**Records supplied:**
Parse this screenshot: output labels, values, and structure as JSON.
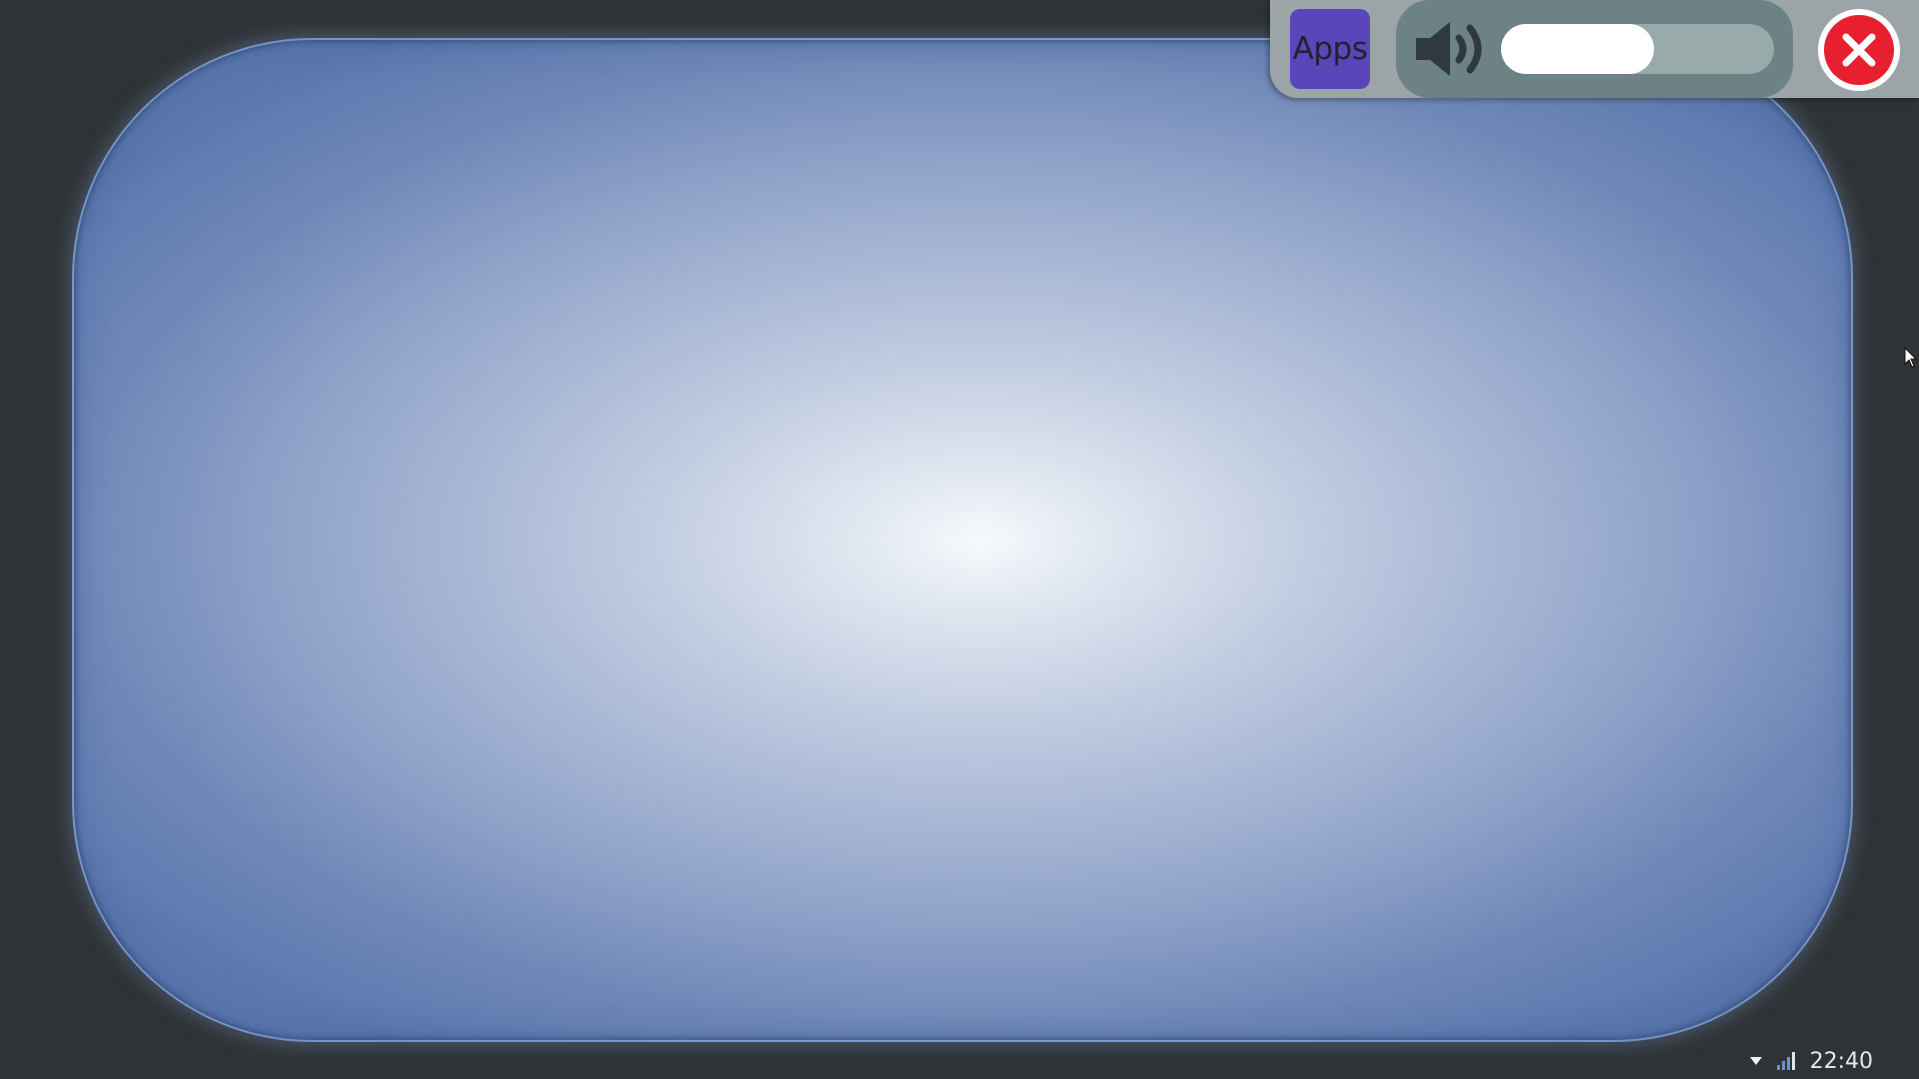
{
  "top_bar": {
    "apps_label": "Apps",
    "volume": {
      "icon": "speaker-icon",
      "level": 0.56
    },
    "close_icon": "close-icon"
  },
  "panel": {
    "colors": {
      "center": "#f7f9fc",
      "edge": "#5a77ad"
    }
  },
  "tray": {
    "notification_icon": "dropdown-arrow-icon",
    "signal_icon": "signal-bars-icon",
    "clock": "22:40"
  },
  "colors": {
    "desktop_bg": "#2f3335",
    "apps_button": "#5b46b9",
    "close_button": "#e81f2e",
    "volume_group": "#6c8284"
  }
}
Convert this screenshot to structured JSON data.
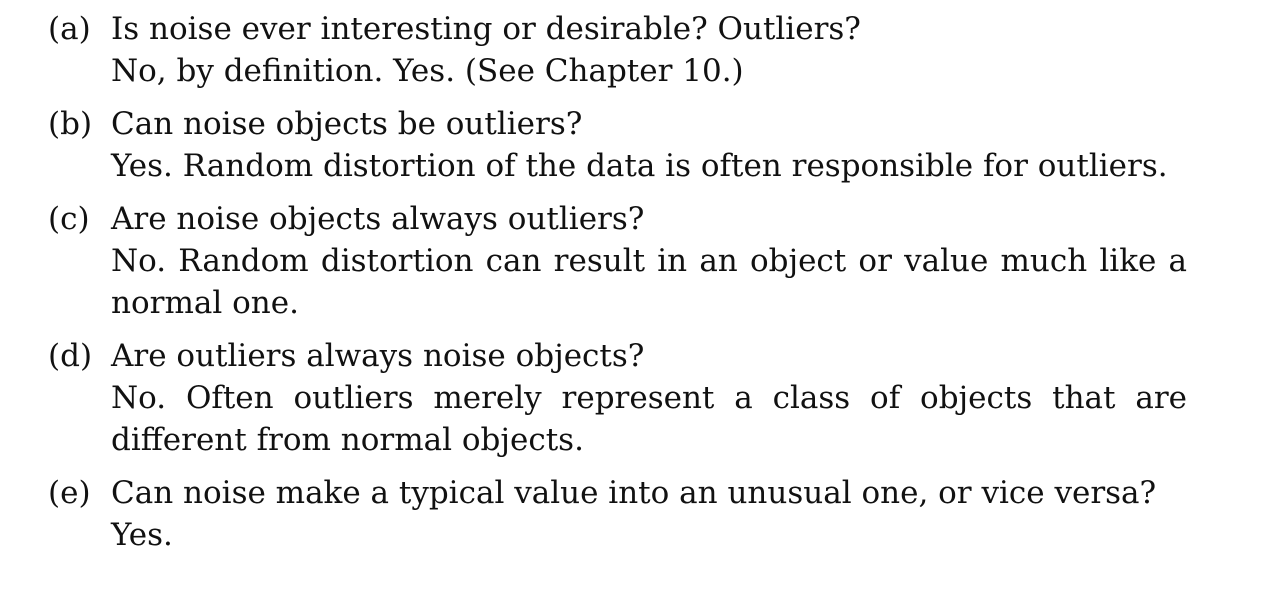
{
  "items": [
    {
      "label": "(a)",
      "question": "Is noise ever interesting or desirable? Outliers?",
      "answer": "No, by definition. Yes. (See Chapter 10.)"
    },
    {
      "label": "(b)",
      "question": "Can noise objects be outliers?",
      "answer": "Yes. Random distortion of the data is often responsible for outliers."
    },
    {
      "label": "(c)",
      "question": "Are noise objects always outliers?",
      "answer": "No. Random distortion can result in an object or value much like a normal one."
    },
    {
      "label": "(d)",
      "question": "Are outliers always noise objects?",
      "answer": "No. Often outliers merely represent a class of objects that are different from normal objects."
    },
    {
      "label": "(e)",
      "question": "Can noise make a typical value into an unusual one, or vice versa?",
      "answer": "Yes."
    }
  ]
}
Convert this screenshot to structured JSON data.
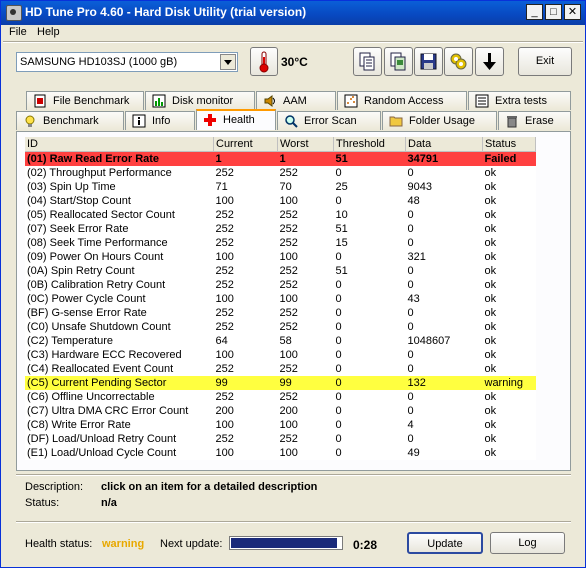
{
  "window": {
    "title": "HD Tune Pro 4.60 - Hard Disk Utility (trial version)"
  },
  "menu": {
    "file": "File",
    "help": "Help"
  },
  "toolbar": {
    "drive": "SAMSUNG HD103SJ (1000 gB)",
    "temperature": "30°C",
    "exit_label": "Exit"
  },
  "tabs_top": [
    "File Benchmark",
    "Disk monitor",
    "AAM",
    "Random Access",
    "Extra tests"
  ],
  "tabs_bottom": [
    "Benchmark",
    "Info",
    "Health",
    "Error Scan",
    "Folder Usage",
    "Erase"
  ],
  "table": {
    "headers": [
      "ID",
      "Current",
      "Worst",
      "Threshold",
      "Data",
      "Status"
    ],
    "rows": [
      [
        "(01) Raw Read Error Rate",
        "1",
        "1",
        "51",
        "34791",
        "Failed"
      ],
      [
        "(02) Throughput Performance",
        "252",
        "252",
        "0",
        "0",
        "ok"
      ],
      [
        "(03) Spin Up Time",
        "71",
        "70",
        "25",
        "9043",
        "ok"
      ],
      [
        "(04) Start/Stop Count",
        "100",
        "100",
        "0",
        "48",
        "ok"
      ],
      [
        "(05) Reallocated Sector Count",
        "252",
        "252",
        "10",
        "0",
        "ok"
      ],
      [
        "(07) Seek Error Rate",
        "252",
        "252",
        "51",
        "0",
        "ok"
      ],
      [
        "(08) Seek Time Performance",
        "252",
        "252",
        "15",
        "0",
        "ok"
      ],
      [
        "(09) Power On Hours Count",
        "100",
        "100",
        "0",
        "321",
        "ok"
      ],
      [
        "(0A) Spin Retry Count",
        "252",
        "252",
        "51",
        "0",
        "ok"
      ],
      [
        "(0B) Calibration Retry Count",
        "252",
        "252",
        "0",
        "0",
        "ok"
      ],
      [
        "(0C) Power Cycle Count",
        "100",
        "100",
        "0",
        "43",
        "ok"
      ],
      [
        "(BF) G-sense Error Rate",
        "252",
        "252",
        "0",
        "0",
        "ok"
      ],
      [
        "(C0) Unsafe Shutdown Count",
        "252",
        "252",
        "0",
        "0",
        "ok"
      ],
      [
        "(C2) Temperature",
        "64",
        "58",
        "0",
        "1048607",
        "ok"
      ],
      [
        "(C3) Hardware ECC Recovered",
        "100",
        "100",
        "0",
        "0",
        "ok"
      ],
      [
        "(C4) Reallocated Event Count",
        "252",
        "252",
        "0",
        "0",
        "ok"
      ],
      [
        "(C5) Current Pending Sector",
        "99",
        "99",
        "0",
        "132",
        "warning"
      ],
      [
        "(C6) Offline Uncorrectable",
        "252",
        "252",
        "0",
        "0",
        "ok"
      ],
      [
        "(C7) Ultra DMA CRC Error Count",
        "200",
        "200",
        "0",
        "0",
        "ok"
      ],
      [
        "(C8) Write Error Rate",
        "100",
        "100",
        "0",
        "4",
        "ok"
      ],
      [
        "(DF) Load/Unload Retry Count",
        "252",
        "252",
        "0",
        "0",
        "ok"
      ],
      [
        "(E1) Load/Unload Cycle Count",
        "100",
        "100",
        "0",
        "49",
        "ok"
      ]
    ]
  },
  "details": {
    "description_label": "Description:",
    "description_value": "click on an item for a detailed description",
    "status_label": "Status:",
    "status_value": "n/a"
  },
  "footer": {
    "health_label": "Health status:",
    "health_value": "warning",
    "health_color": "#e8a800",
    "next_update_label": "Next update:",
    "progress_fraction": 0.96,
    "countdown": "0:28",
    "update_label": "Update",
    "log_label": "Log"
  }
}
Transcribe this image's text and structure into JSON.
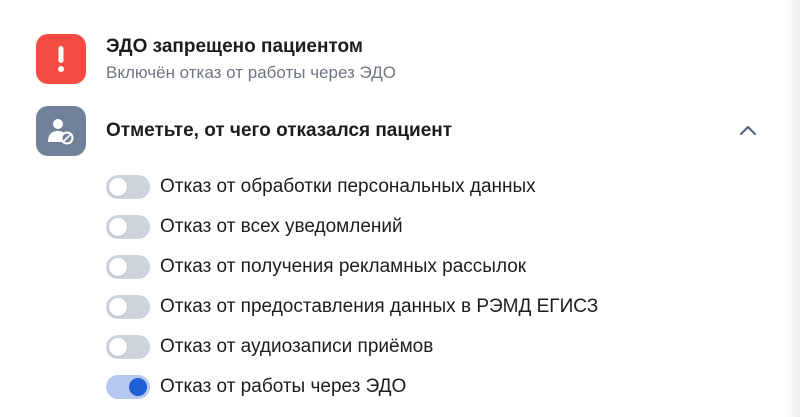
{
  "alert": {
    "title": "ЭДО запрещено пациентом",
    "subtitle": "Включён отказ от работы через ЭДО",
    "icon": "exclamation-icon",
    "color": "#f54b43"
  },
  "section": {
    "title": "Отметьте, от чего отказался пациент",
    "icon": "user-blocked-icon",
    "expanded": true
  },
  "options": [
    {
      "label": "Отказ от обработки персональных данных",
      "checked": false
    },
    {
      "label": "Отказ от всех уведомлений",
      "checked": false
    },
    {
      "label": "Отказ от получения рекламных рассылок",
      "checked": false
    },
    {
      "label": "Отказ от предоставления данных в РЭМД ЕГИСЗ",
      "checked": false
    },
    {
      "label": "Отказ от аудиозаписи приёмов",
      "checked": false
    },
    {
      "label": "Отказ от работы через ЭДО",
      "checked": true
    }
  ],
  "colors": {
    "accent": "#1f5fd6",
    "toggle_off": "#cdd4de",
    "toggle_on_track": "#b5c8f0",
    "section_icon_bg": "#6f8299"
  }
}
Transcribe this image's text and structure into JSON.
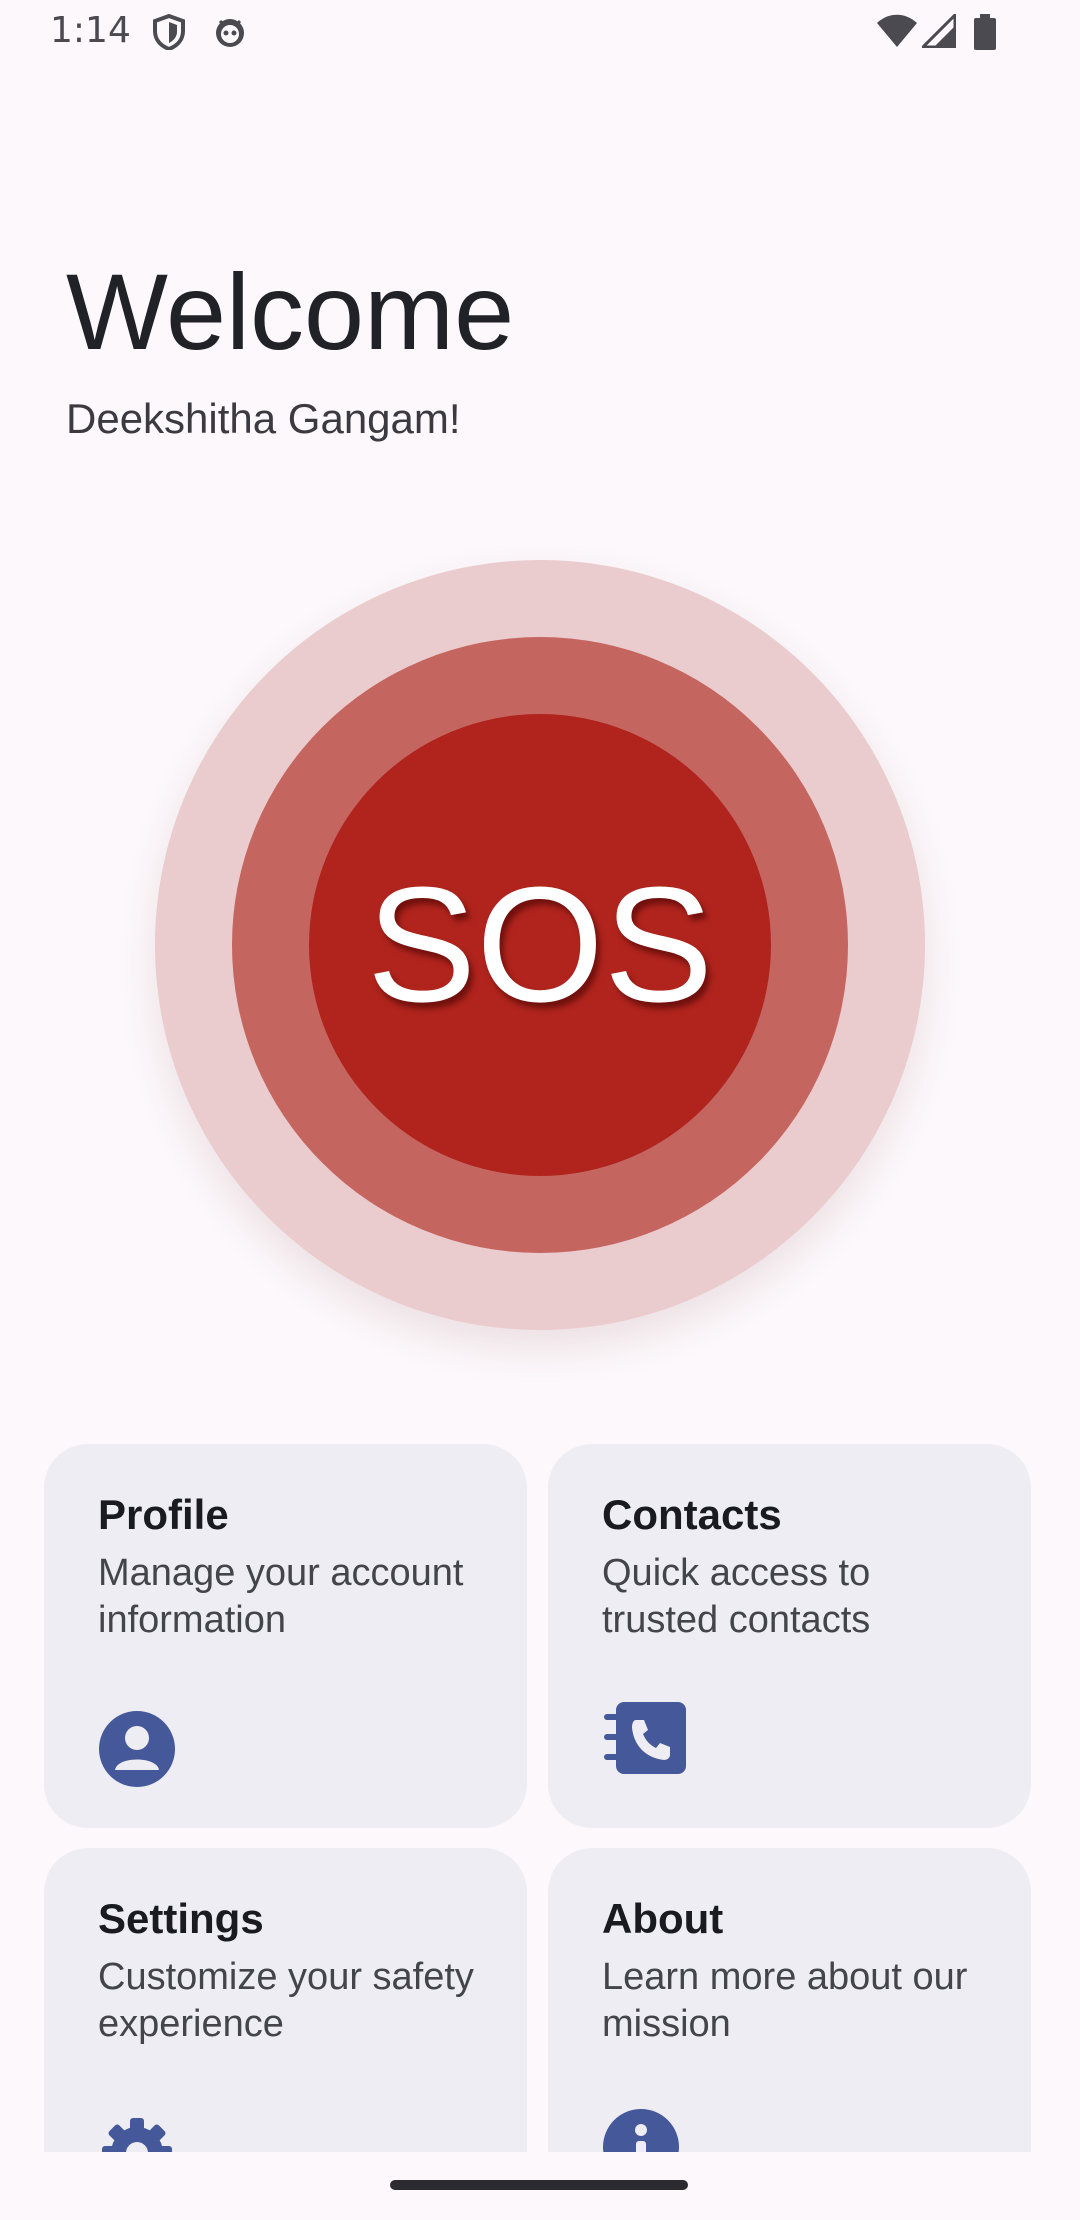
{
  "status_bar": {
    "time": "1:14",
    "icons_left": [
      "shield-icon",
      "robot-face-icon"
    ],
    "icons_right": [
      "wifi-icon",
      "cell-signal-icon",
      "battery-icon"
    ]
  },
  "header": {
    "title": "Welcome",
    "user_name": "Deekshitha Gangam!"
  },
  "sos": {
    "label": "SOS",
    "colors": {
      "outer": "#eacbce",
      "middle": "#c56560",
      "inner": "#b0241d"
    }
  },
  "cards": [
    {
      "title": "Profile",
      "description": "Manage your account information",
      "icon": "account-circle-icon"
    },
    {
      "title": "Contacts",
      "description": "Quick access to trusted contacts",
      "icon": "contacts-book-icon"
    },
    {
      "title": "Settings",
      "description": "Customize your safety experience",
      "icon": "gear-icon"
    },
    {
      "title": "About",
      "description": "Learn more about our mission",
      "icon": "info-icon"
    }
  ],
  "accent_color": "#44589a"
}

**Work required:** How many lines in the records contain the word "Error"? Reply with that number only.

**Solution to the problem:** 6